You are right, K8S is slowly taking over … What a pitty, I love Swarm for the simplicity it offers, I hope it can survive for small setups.

How do you mean “for static environments”? We use the NFS4 local driver trough the develop>release>integration>testing>production stages. Develop and release stages belong to one NFS Cluster and integration to production to the another, the real production storage.

I’m also learning golang right now, maybe you are interested in this project: Haproxy based swarm-router on CE edition I would really appreciate any feedback :wink:

“static” as in the IP addresses do not change from one environment to another. How did you ensure that the IP addresses are the same throughout? I mean without hard coding them at least. In my case I relied on the DHCP server provided IPs for my VMs which I can vagrant up and down. I enjoy working with swarm myself as well, k8s has a large number of followers, but I am not really a big fan myself. Should we drop docker swarm and move to Kubernetes?

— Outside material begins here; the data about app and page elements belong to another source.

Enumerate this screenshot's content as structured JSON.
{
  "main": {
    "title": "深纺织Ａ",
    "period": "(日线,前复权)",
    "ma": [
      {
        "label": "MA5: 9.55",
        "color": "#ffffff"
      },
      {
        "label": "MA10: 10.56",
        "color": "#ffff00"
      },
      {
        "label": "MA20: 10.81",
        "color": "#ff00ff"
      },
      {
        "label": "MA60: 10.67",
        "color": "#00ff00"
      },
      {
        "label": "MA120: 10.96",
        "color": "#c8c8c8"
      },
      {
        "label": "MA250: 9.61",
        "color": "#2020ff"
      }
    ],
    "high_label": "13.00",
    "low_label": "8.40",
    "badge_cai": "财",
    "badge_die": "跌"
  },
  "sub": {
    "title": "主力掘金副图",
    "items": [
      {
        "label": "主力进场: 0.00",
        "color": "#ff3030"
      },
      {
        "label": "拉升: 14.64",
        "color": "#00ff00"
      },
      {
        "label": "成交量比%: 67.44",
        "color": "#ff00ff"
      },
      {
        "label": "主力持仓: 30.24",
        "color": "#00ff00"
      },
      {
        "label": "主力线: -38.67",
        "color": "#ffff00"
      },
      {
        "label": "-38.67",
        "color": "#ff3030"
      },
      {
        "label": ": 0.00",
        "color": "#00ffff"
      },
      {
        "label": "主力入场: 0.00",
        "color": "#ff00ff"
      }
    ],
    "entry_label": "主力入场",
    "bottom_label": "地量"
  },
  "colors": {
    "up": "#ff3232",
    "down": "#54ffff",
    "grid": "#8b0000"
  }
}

I think for the NFS to work you need NFS installed on the host right? That’s actually what I wanted to avoid with the managed plugins so instead of having specific packages installed on the host outside the Docker ecosystem I wanted it as part of what Docker provides. I just added a task for myself to provide a stand alone NFS plugin now.